Information and Measurements

Saturday, 15 February 2014
Water Tower (Hyatt Regency Chicago)
Steven Girvin , Yale University, New Haven, CT
The topic of measurements, information and measurement ‘back-action’ in quantum mechanics was endlessly confusing to the founders of the field who were forced to argue with each other solely in terms of ‘gedanken’ experiments.   The fantastic progress that has occurred in recent years means that we must face this confusion head on.  Yesterday’s gedanken experiments are today’s real experiments and these exquisitely precise results are putting our understanding of all the twists and turns of quantum measurements to the test.  As just one example, it is now possible to use optical techniques to measure the position of a macroscopic mirror with an uncertainty less than the diameter of a single proton!  However if we try to measure with even greater precision, the results actually become less certain rather than more certain. 

The last two decades have witnessed a revolution in our understanding of the role of information in quantum mechanics and have led to the notion of the quantum computer.  Similarly we now better understand the flow of information that occurs when measurements are made and we understand in a precise sense that ideal quantum measurements are ones that do not waste any information.  Finally we now understand that it is not just the experimentalist who makes intentional measurements but any ‘observer’ including the environment surrounding a quantum system.     The quantum coherence that is essential for the operation of any quantum computer is maintained only as long as no information is lost to the environment.

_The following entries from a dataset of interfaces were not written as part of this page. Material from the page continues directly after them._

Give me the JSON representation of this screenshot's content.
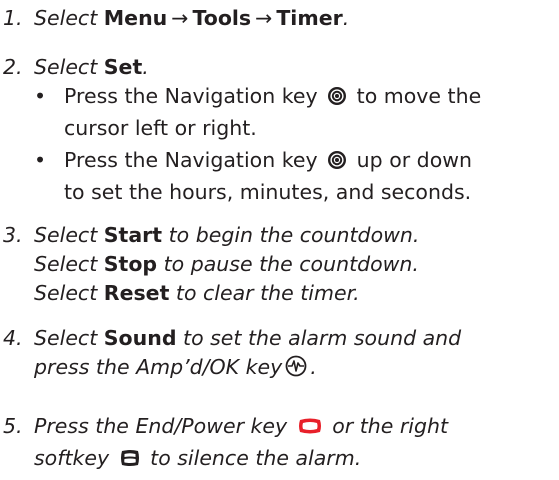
{
  "steps": [
    {
      "number": "1.",
      "select": "Select",
      "menu": "Menu",
      "arrow1": "→",
      "tools": "Tools",
      "arrow2": "→",
      "timer": "Timer",
      "period": "."
    },
    {
      "number": "2.",
      "select": "Select",
      "set": "Set",
      "period": ".",
      "bullets": [
        {
          "bullet": "•",
          "line1_pre": "Press the Navigation key",
          "line1_post": "to move the",
          "line2": "cursor left or right.",
          "icon": "navigation-key-icon"
        },
        {
          "bullet": "•",
          "line1_pre": "Press the Navigation key",
          "line1_post": "up or down",
          "line2": "to set the hours, minutes, and seconds.",
          "icon": "navigation-key-icon"
        }
      ]
    },
    {
      "number": "3.",
      "line1_select": "Select",
      "line1_bold": "Start",
      "line1_rest": "to begin the countdown.",
      "line2_select": "Select",
      "line2_bold": "Stop",
      "line2_rest": "to pause the countdown.",
      "line3_select": "Select",
      "line3_bold": "Reset",
      "line3_rest": "to clear the timer."
    },
    {
      "number": "4.",
      "line1_select": "Select",
      "line1_bold": "Sound",
      "line1_rest": "to set the alarm sound and",
      "line2_pre": "press the Amp’d/OK key",
      "line2_post": ".",
      "icon": "amp-ok-key-icon"
    },
    {
      "number": "5.",
      "line1_pre": "Press the End/Power key",
      "line1_post": "or the right",
      "line2_pre": "softkey",
      "line2_post": "to silence the alarm.",
      "icon_end": "end-power-key-icon",
      "icon_softkey": "right-softkey-icon",
      "end_key_color": "#e8202a"
    }
  ]
}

This talk will present a simple introductory tutorial on how real measurements work by entangling the state of the quantum system with the state of the measurement apparatus.  This will allow us to understand and how the choice of what is measured affects the state of the quantum system being observed.